Mother still has questions over baby's crypto infection
THE mother of an Allora girl who contracted cryptosporidiosis says she's at a loss to explain how her daughter fell ill after Southern Downs Regional Council's water supplies tested clear of any contamination.
Test results received from Queensland Health have cleared the Warwick and Allora water supplies of any cryptosporidiosis infection.
Letesha Scotney, whose 18-month-old daughter Alani contracted the virus last month, remains adamant the water is to blame.
"I have read multiple stories stating there is nothing in the water but my question is how did Alani get it then?" she said.
"I have spoken to a few people and they have said it must be something all the people infected have come in contact with."
Ms Scotney said there was "no room for another explanation" and wanted to find out what was responsible.
"I want someone to be held responsible for the long and stressful two and a half weeks that has affected Alani both mentally and physically," she said.
"She (Alani) is still short of energy and still trying to put back on the weight she lost and I myself am still trying to recover from the exhaustion and weight loss caused dealing with it all," she said.

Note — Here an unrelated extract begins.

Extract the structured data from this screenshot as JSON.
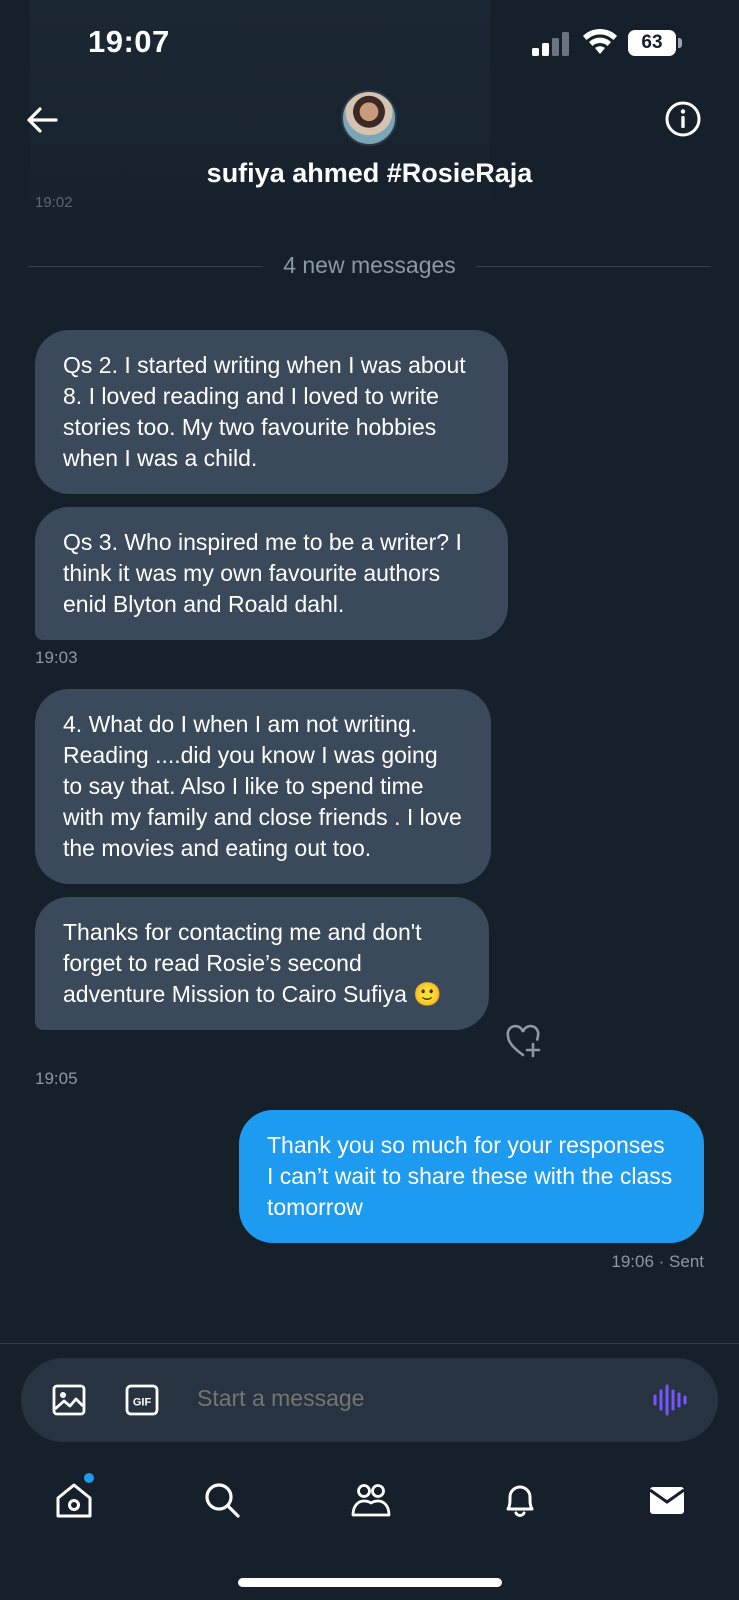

The council took water samples from Ms Scotney's home, as well as the Allora reservoir, Allora water supply trunk main at Willowvale and the Allora swimming pools.
Mayor Peter Blundell said council staff responded quickly to Ms Scotney's concerns, doing extra e.coli water tests and taking samples for cryptosporidiosis and giardia.
"Nine samples were obtained over two sample periods and sent to Queensland Health for analysis, and I'm pleased to confirm that all test results have been returned negative, clearing the water supplies of both cryptosporidiosis and giardia," he said.
"Given the negative result, no further specific tests will be conducted for cryptosporidiosis and giardia.
"However, we will continue to carry out our regular water quality testing in accordance with the Australian Drinking Water Guidelines."
Samples were also taken from the Warwick water treatment plant and Mel Gibson Park, at Cinema Heights.
Cryptosporidiosis can be spread by faecal-oral transmission including person to person, animal to person, waterborne and food borne transmission.
Control methods include practising good personal hygiene, taking care when disposing of human or animal faeces, and ensuring careful hand washing after handling animals.